There’s really quite little in the world of political polling that shouldn’t scare the hell out of Republicans right now. Their presidential candidate, Donald Trump, celebrated his first two weeks of official nominee-dom with an extended and baffling implosion that drove down his numbers nationally, in battleground states and even in some states that a Republican shouldn’t have too much difficulty carrying. As of this writing, he’s hovering around 40 percent in the national polling averages. The recent state-level polling shows Hillary Clinton is eating Trump’s lunch in New Hampshire, Pennsylvania and Florida. And Trump’s struggling in reliably red states like Georgia and Arizona. Pretty much everywhere you look, it’s ugly.

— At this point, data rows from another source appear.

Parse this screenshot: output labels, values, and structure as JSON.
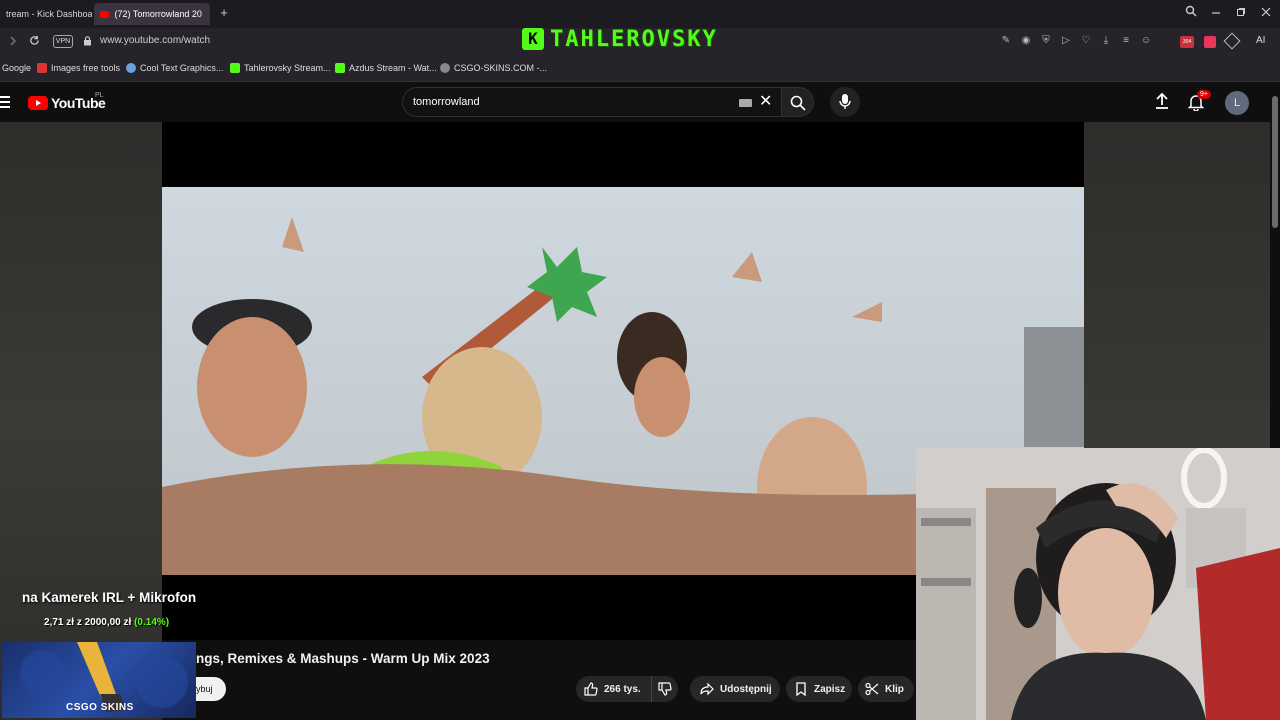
{
  "browser": {
    "tabs": [
      {
        "label": "tream - Kick Dashboard",
        "active": false
      },
      {
        "label": "(72) Tomorrowland 20",
        "active": true
      }
    ],
    "new_tab_symbol": "+",
    "url": "www.youtube.com/watch",
    "vpn_label": "VPN",
    "ai_label": "AI",
    "extension_badge": "304",
    "bookmarks": [
      {
        "label": "Google"
      },
      {
        "label": "Images free tools"
      },
      {
        "label": "Cool Text Graphics..."
      },
      {
        "label": "Tahlerovsky Stream..."
      },
      {
        "label": "Azdus Stream - Wat..."
      },
      {
        "label": "CSGO-SKINS.COM -..."
      }
    ]
  },
  "stream_overlay": {
    "channel_icon_letter": "K",
    "channel_name": "TAHLEROVSKY",
    "accent_color": "#53fc18"
  },
  "youtube": {
    "logo_text": "YouTube",
    "region": "PL",
    "search": {
      "query": "tomorrowland"
    },
    "notification_badge": "9+",
    "avatar_letter": "L",
    "video_title": "ngs, Remixes & Mashups - Warm Up Mix 2023",
    "subscribe_label": "ybuj",
    "actions": {
      "like_count": "266 tys.",
      "share_label": "Udostępnij",
      "save_label": "Zapisz",
      "clip_label": "Klip"
    }
  },
  "donation_goal": {
    "title": "na Kamerek IRL + Mikrofon",
    "current": "2,71 zł",
    "separator": "z",
    "goal": "2000,00 zł",
    "percent": "(0.14%)",
    "progress_fraction": 0.0014,
    "sponsor": "CSGO SKINS"
  }
}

But there’s one polling trend in particular that should have Republicans feeling frigid stilettos of panic pricking their necks: Young voters absolutely loathe the uniquely toxic Republican nominee.

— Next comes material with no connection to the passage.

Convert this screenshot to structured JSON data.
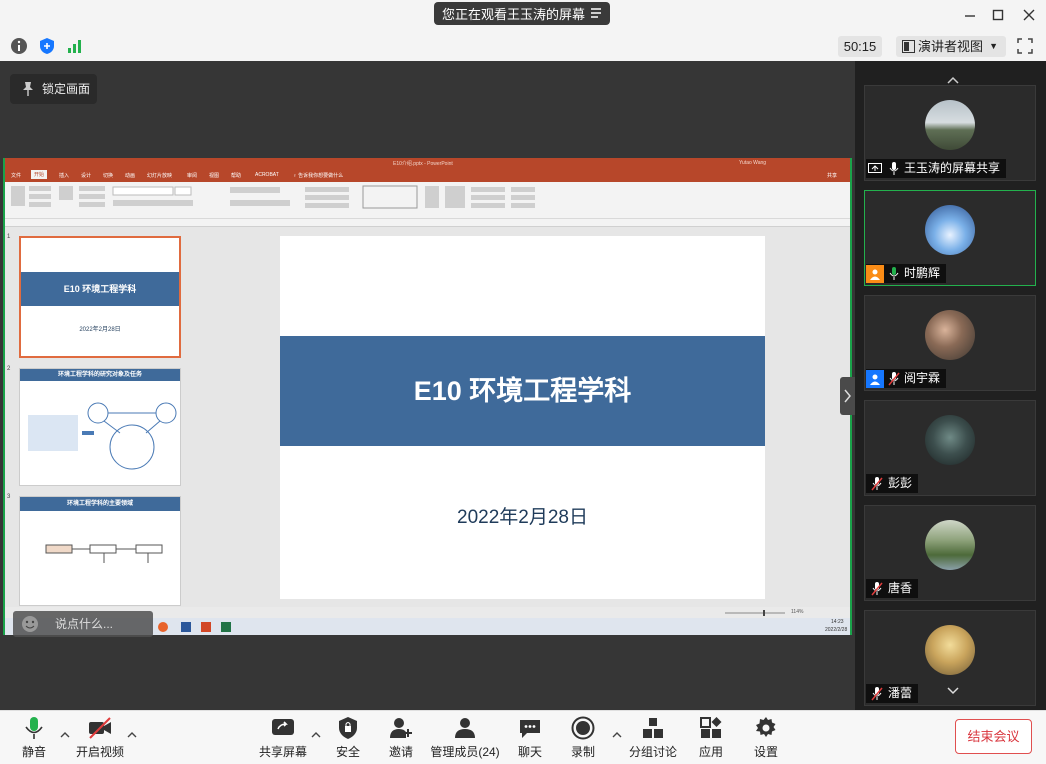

Attracting the young ‘uns has been a problem of mounting significance for Republican presidential candidates for some time now. Back in 2004, a comparatively high 45 percent of 18-29 year olds voted to reelect George W. Bush. Four years later, John McCain took home a measly 32 percent of those votes. Mitt Romney performed slightly better among younger voters in 2012, but he still got blown out by Barack Obama in that age cohort.

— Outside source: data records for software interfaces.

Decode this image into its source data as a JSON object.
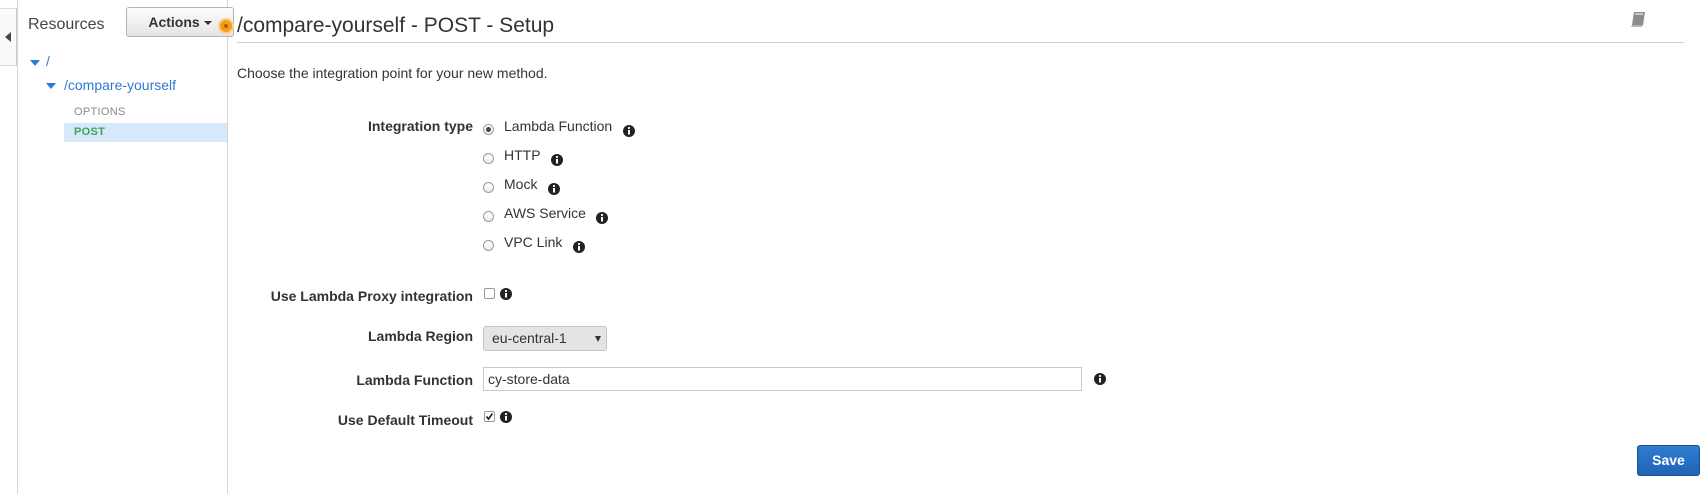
{
  "sidebar": {
    "title": "Resources",
    "actions_label": "Actions",
    "tree": {
      "root": "/",
      "child": "/compare-yourself",
      "methods": [
        "OPTIONS",
        "POST"
      ]
    }
  },
  "page": {
    "title": "/compare-yourself - POST - Setup",
    "subtitle": "Choose the integration point for your new method."
  },
  "form": {
    "integration_type_label": "Integration type",
    "integration_options": [
      "Lambda Function",
      "HTTP",
      "Mock",
      "AWS Service",
      "VPC Link"
    ],
    "selected_integration": "Lambda Function",
    "proxy_label": "Use Lambda Proxy integration",
    "proxy_checked": false,
    "region_label": "Lambda Region",
    "region_value": "eu-central-1",
    "function_label": "Lambda Function",
    "function_value": "cy-store-data",
    "timeout_label": "Use Default Timeout",
    "timeout_checked": true
  },
  "buttons": {
    "save": "Save"
  },
  "colors": {
    "accent": "#2f7ad1",
    "post_method": "#3aa654",
    "selected_row": "#d6e8fa",
    "save_button": "#1f63b5",
    "status_dot": "#f29c1a"
  }
}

Newly christened Republican nominee Donald Trump, however, is comically underperforming even McCain’s awful showing. The most recent McClatchy-Marist poll shows Trump running fourth among 18-29 year olds – behind both Green Party nominee Jill Stein and libertarian candidate Gary Johnson – with a miserable 9 percent. Fox News’ latest poll puts Trump’s support among voters under 35 at 23 percent, just ahead of Johnson. He’s at 15 percent with voters under 30 in the latest Economist/YouGov poll. That’s obviously bad news for Trump’s chances in November, but the longer term implications of having a presidential nominee who so effectively repels younger voters could be a big problem for the GOP.
To explain why, let’s turn to the 2002 book, "Partisan Hearts and Minds," by political scientists Donald Green, Bradley Palmquist and Eric Schickler. The thesis they lay out treats political partisanship as a facet of voters’ social identities, similar in many respects to their religious identifications. And once a voter’s political identity is developed, they write, it endures for a long time:
Partisan attachments form relatively early in adulthood. … When people feel a sense of belonging to a given social group, they absorb the doctrinal positions that the group advocates. However party and religious identifications come about, once they take root in early adulthood, they often persist. Partisan identities are enduring features of citizens’ self-conceptions. They do not come and go with election cycles and campaign ephemera. The public’s interest in party politics climbs as elections draw near, but partisan self-conceptions remain intact during peaks and lulls in party competition.
Assuming this thesis bears out, the problem facing the GOP becomes obvious. They’ve already had two consecutive elections marked by massive enthusiasm among younger voters for a Democratic president who is both politically popular and pop-culture savvy. Many of these voters have no memory or strong attachment to the scandals of the Clinton years; the backdrop for their political awakening was the Iraq catastrophe and the economic meltdown of the Bush years. To the extent that they’ve been exposed to Republican governance, it’s been typified by John Boehner’s bungling in the House, Ted Cruz’s shutdown antics and the general dysfunction that has attended the GOP’s hard lurch to the right.
And now, after all that, the Republican standard bearer for the 2016 election is Donald Trump, who is proving especially adept at driving young voters away from the GOP. With each successive election going back to 2008, the GOP has been alienating younger voters and giving new voters who are just forming their political identities compelling reasons to vote against them. That's eight solid years of bad first impressions that will reverberate for years to come.
The risk for the Republicans is that they've given away an entire generation of voters to the Democrats. Undoing that damage will take a long time, and Republican officials are well aware of how bad this could be for them. The Republican National Committee’s “Growth & Opportunity Project,” commissioned in the aftermath of Mitt Romney’s 2012 defeat, spelled it out in stark terms.
“For many of the youngest voters and new 2016 voters, their perception of the two parties was born during the Barack Obama era, and that perception will help determine their worldview moving forward,” it said. “The RNC must more effectively highlight our young leaders and fundamentally change the tone we use to talk about issues and the way we are communicating with voters.”
Instead of doing that, they nominated Donald Trump.